An ‘electric’ way to reduce lower back pain

Forget analgesics and narcotics; the new Israeli treatment for backaches stimulates nerves non-invasively and electrically. The Nervomatrix device scans the back and pinpoints where the pain is. It then applies a gentle electrical current to stimulate the nerves. Chronic pain …

Forget analgesics and narcotics; the new Israeli treatment for backaches stimulates nerves non-invasively and electrically.

Nervomatrix scan

The Nervomatrix device scans the back and pinpoints where the pain is. It then applies a gentle electrical current to stimulate the nerves.

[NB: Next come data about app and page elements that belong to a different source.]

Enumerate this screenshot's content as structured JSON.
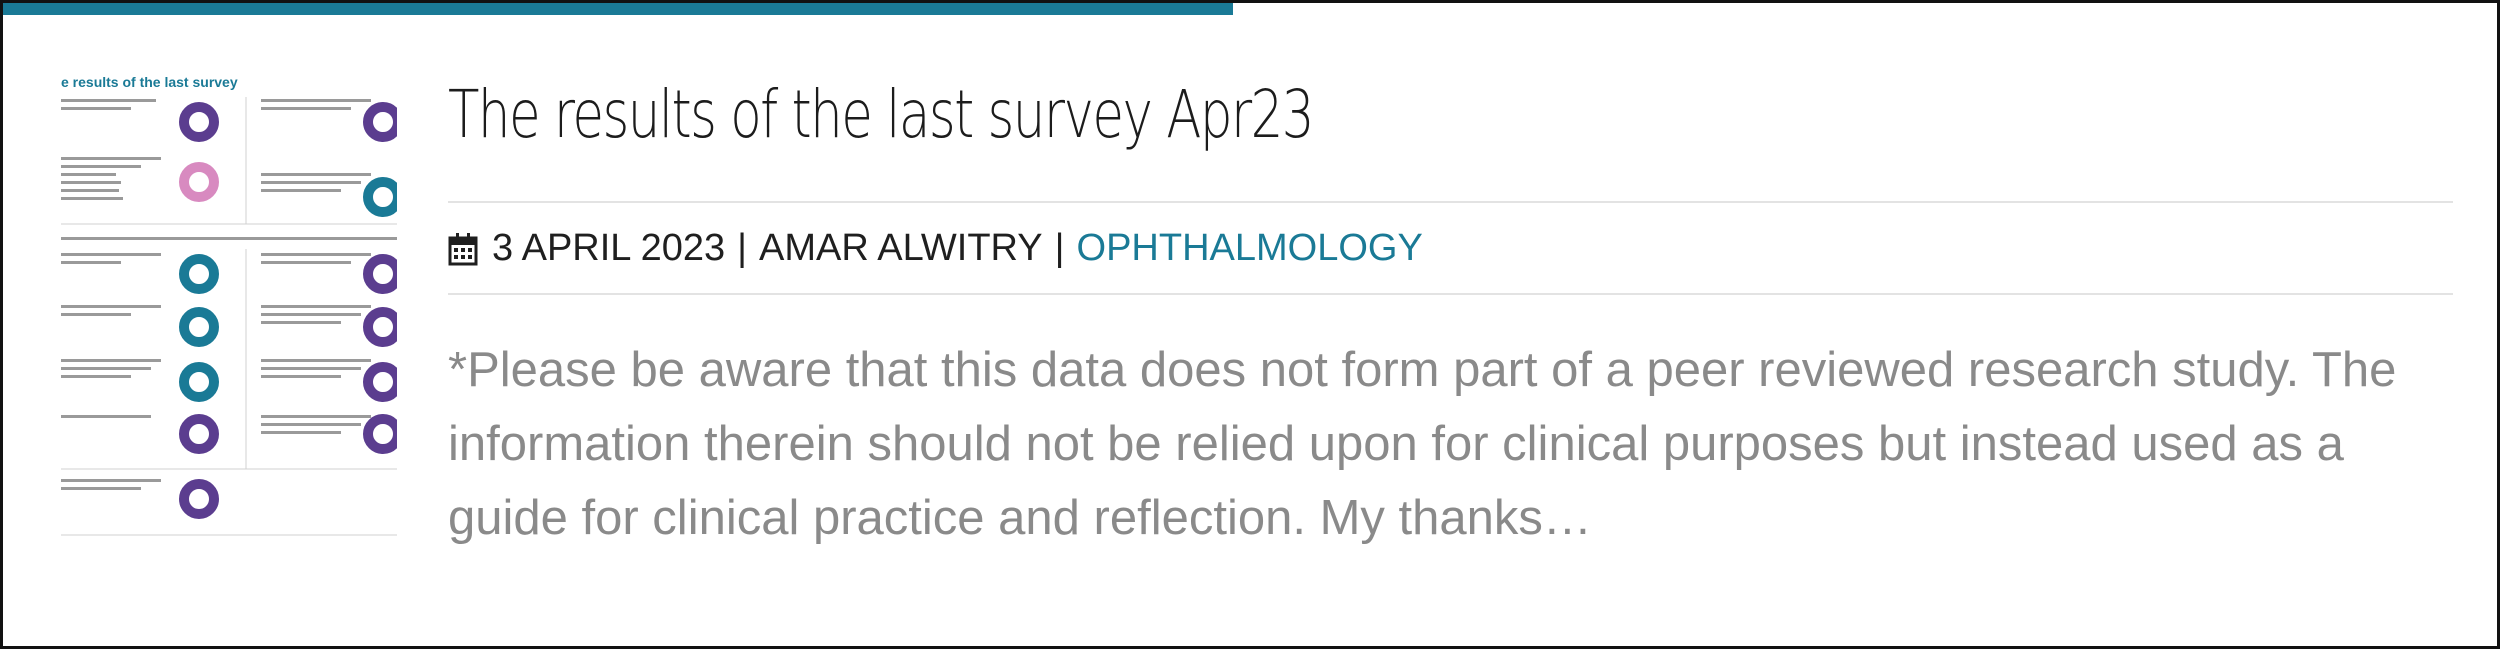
{
  "post": {
    "title": "The results of the last survey Apr23",
    "date": "3 APRIL 2023",
    "author": "AMAR ALWITRY",
    "category": "OPHTHALMOLOGY",
    "separator": "|",
    "excerpt": "*Please be aware that this data does not form part of a peer reviewed research study. The information therein should not be relied upon for clinical purposes but instead used as a guide for clinical practice and reflection. My thanks…",
    "thumbnail_heading": "e results of the last survey"
  },
  "colors": {
    "accent": "#1a7a96",
    "donut_purple": "#5b3d8f",
    "donut_teal": "#1a7a96",
    "donut_pink": "#d88ac0"
  },
  "icons": {
    "meta_date": "calendar-icon"
  }
}
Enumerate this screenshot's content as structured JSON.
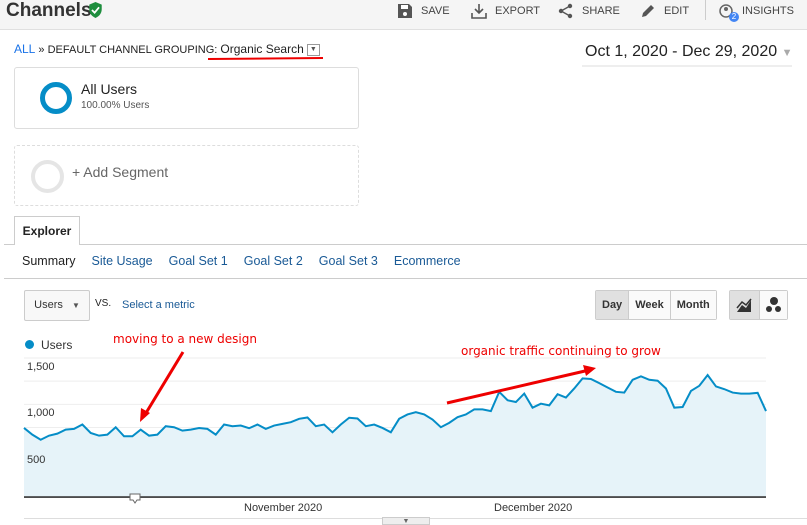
{
  "header": {
    "title": "Channels",
    "actions": [
      {
        "label": "SAVE",
        "icon": "save-icon"
      },
      {
        "label": "EXPORT",
        "icon": "export-icon"
      },
      {
        "label": "SHARE",
        "icon": "share-icon"
      },
      {
        "label": "EDIT",
        "icon": "pencil-icon"
      },
      {
        "label": "INSIGHTS",
        "icon": "insights-icon",
        "badge": "2"
      }
    ]
  },
  "breadcrumb": {
    "root": "ALL",
    "sep": "»",
    "label": "DEFAULT CHANNEL GROUPING:",
    "value": "Organic Search"
  },
  "date_range": "Oct 1, 2020 - Dec 29, 2020",
  "segments": {
    "active": {
      "name": "All Users",
      "detail": "100.00% Users"
    },
    "add": "+ Add Segment"
  },
  "explorer": {
    "tab": "Explorer",
    "subtabs": [
      "Summary",
      "Site Usage",
      "Goal Set 1",
      "Goal Set 2",
      "Goal Set 3",
      "Ecommerce"
    ]
  },
  "controls": {
    "metric": "Users",
    "vs": "VS.",
    "select_metric": "Select a metric",
    "periods": [
      "Day",
      "Week",
      "Month"
    ],
    "active_period": "Day"
  },
  "annotations": [
    "moving to a new design",
    "organic traffic continuing to grow"
  ],
  "colors": {
    "line": "#058dc7",
    "fill": "#e6f3f9",
    "annotation": "#ee0000",
    "link": "#1a5a96"
  },
  "chart_data": {
    "type": "area",
    "series": [
      {
        "name": "Users",
        "values": [
          745,
          673,
          618,
          662,
          684,
          727,
          735,
          782,
          691,
          662,
          673,
          753,
          655,
          655,
          727,
          662,
          673,
          764,
          753,
          716,
          727,
          745,
          735,
          673,
          782,
          764,
          771,
          742,
          782,
          735,
          771,
          789,
          807,
          844,
          858,
          764,
          782,
          698,
          782,
          855,
          847,
          764,
          782,
          745,
          698,
          844,
          891,
          916,
          891,
          836,
          753,
          800,
          862,
          891,
          945,
          945,
          927,
          1135,
          1044,
          1025,
          1116,
          964,
          1007,
          989,
          1109,
          1073,
          1171,
          1280,
          1273,
          1229,
          1182,
          1135,
          1127,
          1265,
          1302,
          1265,
          1255,
          1171,
          964,
          971,
          1145,
          1200,
          1316,
          1193,
          1164,
          1127,
          1116,
          1116,
          1124,
          927
        ]
      }
    ],
    "x_range": [
      "2020-10-01",
      "2020-12-29"
    ],
    "x_ticks": [
      "November 2020",
      "December 2020"
    ],
    "y_ticks": [
      "500",
      "1,000",
      "1,500"
    ],
    "ylim": [
      0,
      1500
    ],
    "grid": true,
    "legend": "top-left"
  }
}
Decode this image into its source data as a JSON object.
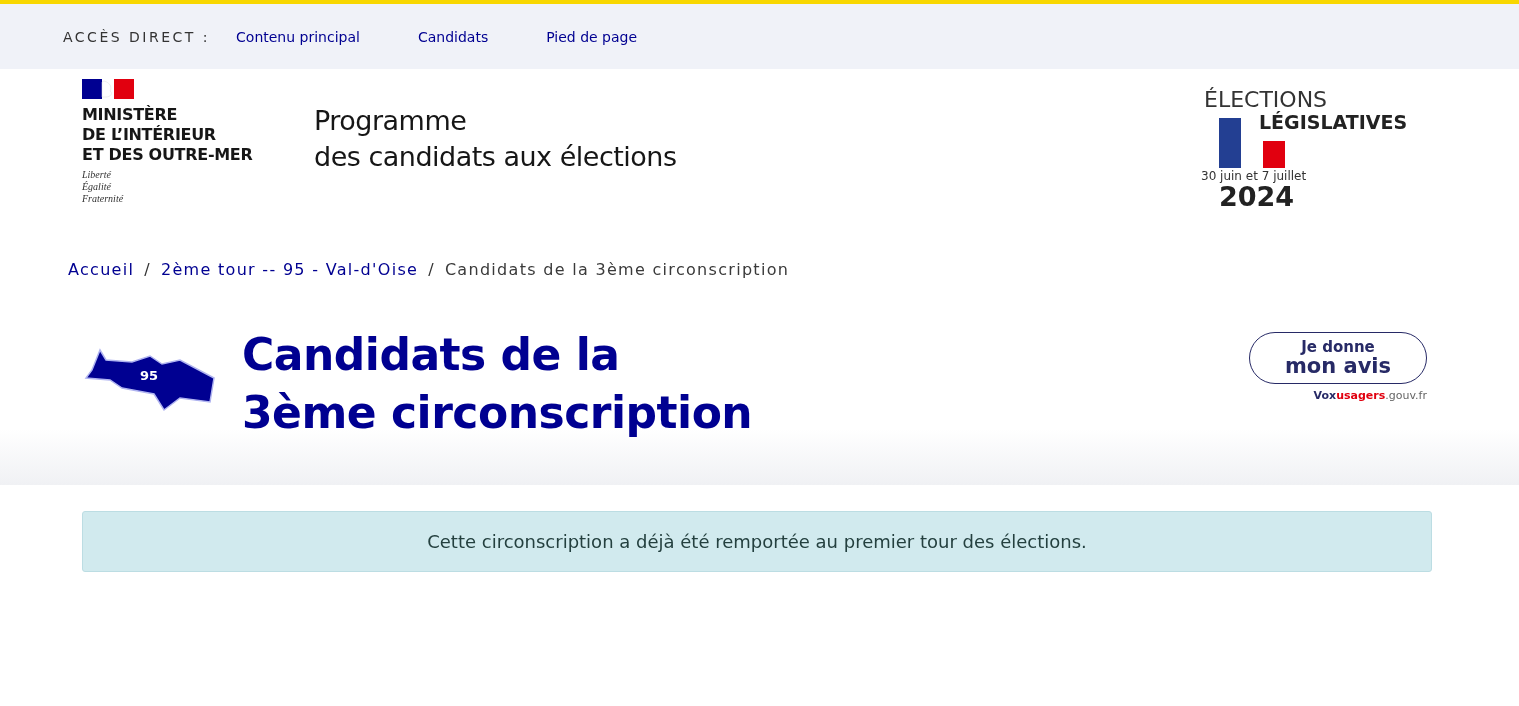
{
  "skip_links": {
    "label": "ACCÈS DIRECT :",
    "links": [
      "Contenu principal",
      "Candidats",
      "Pied de page"
    ]
  },
  "header": {
    "ministry": [
      "MINISTÈRE",
      "DE L’INTÉRIEUR",
      "ET DES OUTRE-MER"
    ],
    "motto": [
      "Liberté",
      "Égalité",
      "Fraternité"
    ],
    "service_title": [
      "Programme",
      "des candidats aux élections"
    ],
    "election_logo": {
      "line_1": "ÉLECTIONS",
      "line_2": "LÉGISLATIVES",
      "dates": "30 juin et 7 juillet",
      "year": "2024"
    }
  },
  "breadcrumb_separator": "/",
  "breadcrumb": [
    {
      "label": "Accueil",
      "current": false
    },
    {
      "label": "2ème tour -- 95 - Val-d'Oise",
      "current": false
    },
    {
      "label": "Candidats de la 3ème circonscription",
      "current": true
    }
  ],
  "page": {
    "department_badge": "95",
    "title": [
      "Candidats de la",
      "3ème circonscription"
    ],
    "feedback": {
      "line_1": "Je donne",
      "line_2": "mon avis",
      "site": [
        "Vox",
        "usagers",
        ".gouv.fr"
      ]
    }
  },
  "alert": "Cette circonscription a déjà été remportée au premier tour des élections."
}
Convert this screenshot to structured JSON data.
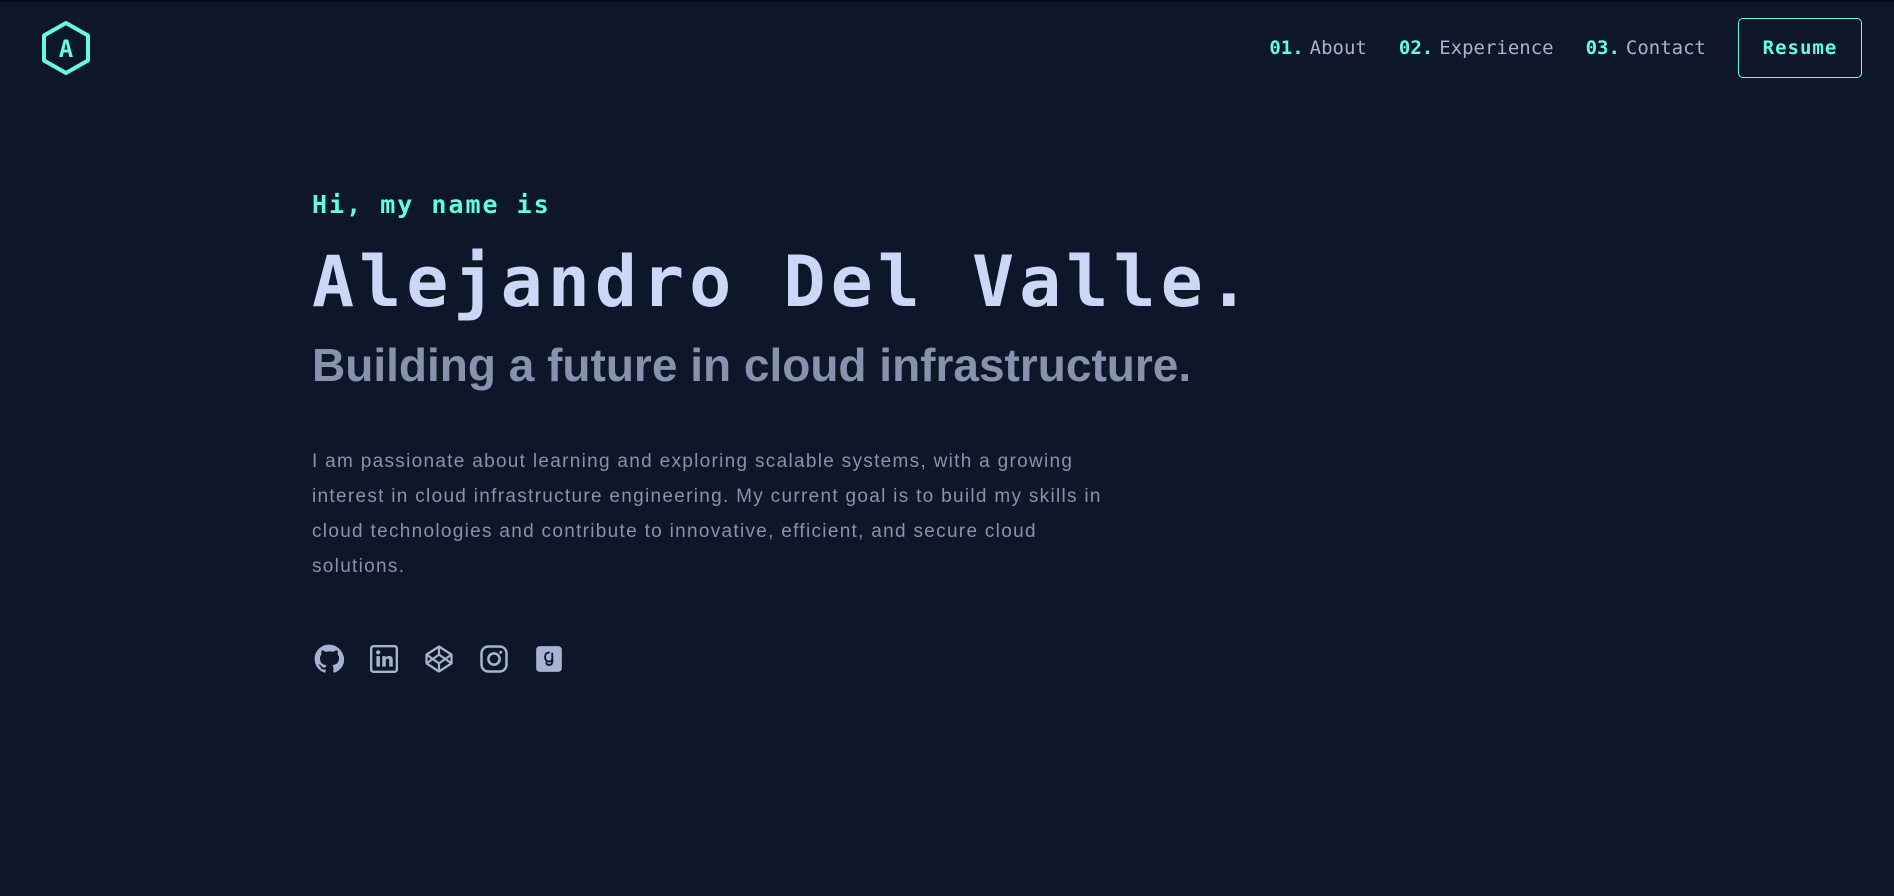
{
  "colors": {
    "background": "#0e1729",
    "accent": "#64ffda",
    "heading": "#ccd6f6",
    "muted": "#8892b0",
    "nav_text": "#a8b2d1"
  },
  "logo": {
    "letter": "A",
    "icon": "hexagon-logo-icon"
  },
  "nav": {
    "items": [
      {
        "num": "01.",
        "label": "About"
      },
      {
        "num": "02.",
        "label": "Experience"
      },
      {
        "num": "03.",
        "label": "Contact"
      }
    ],
    "resume_label": "Resume"
  },
  "hero": {
    "greeting": "Hi, my name is",
    "name": "Alejandro Del Valle.",
    "tagline": "Building a future in cloud infrastructure.",
    "bio": "I am passionate about learning and exploring scalable systems, with a growing interest in cloud infrastructure engineering. My current goal is to build my skills in cloud technologies and contribute to innovative, efficient, and secure cloud solutions."
  },
  "socials": [
    {
      "icon": "github-icon"
    },
    {
      "icon": "linkedin-icon"
    },
    {
      "icon": "codepen-icon"
    },
    {
      "icon": "instagram-icon"
    },
    {
      "icon": "goodreads-icon"
    }
  ]
}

Chronic pain is one of the biggest reasons for sick days in America, and back pain is the most debilitating kind, something that eight out of 10 of us will experience in our lifetimes. Analgesics might work temporarily, but heavy-duty painkillers can lead to addiction.

A new Israeli company, Nervomatrix, just got US Federal Drug Administration (FDA) approval to start marketing its medical device for the relief of lower back pain. In the United States, this is big business: Approximately $80 billion is spent every year on treating back pain, and lower back pain in particular is the biggest mobility problem for the under-45 crowd.

Using electrical signals emitted by the body, similar to the way EKGs can “read” heart health, the Nervomatrix device scans the back and can pinpoint where the pain is, expressed as low electrical resistance. It is at this point that the device applies a gentle electrical current to stimulate the nerves to reduce pain.

Device hitting US pain clinics

According to tests done by the company, the biggest jump in pain relief occurs between the first and second session, over a three-week, six-session treatment protocol. Now conducting additional clinical studies at New York University for pain practitioners to see for themselves, Nervomatrix expects to have its device in about 10 to 20 pain clinics in the United States over the next year.

Since initial outlay is high, and pain clinics don’t normally invest in expensive equipment, the device will be licensed to the clinics on a pay-per-use model. The average six-week treatment protocol could run in the $400 range depending on location, says the company’s CEO, Ori Kanner.

“I would assume that we’ll begin with conventional pain clinics,” he tells ISRAEL21c. “They tend to treat pain with conventional methods.”

Currently, there are no effective non-addictive painkillers on the market to treat chronic back pain, and Nervomatrix seems to be in a position to tap into a lucrative market.

Drug-free pain management

A treatment is considered to have been successful, if after six sessions, the pain doesn’t reoccur within a few days. The effects of Nervomatrix can last up to six months, and the company expects patients to come in for sessions no more than two or three times a year.

“We have to remember what we are treating,” says Kanner. “Our device treats the symptoms. If the reason for the symptoms isn’t found, the symptoms will re-occur. And more than 50 percent of lower back pain sufferers can find no reason for their pain. Most of the patients are in the group of sub-chronic, with one to three episodes of lower back pain a year.

The brain behind the invention is Dr. Miguel Gorenberg, a specialist in nuclear medicine. Kanner, who runs the business side of things, has a degree from the Technion-Israel Institute of Technology, and a master’s degree in radiation physics from the University of London.

Identifying chronic pain

The company’s device includes a back scanner and a nerve-ending locator. In future iterations, the device may be modified to use patient data to test if, in fact, there really is chronic pain. Currently there is no way for health practitioners to certify if chronic pain exists or not, and insurance companies are eager to discourage fraudulent claims.

While Nervomatrix has passed the necessary clinical trials to market the product in the United States, its first clinical trial was at the Bnai Zion Medical Center in Haifa, where 85 percent of the patients in the study reported an improvement in their condition.

Based in Netanya, Nervomatrix employs a staff of eight. The company’s product was in development since 2007 on a slim budget of $800,000, which includes grants from Israel’s Office of the Chief Scientist and from the incubator Targetech Innovation Center.

About Karin Kloosterman

Karin Kloosterman lives in Jaffa, Israel. She is a journalist, writer and blogger who focuses on the environment and clean technology from Israel and the Middle East. Published in hundreds of newspapers around the world, Karin also writes for the Huffington Post and Green Prophet.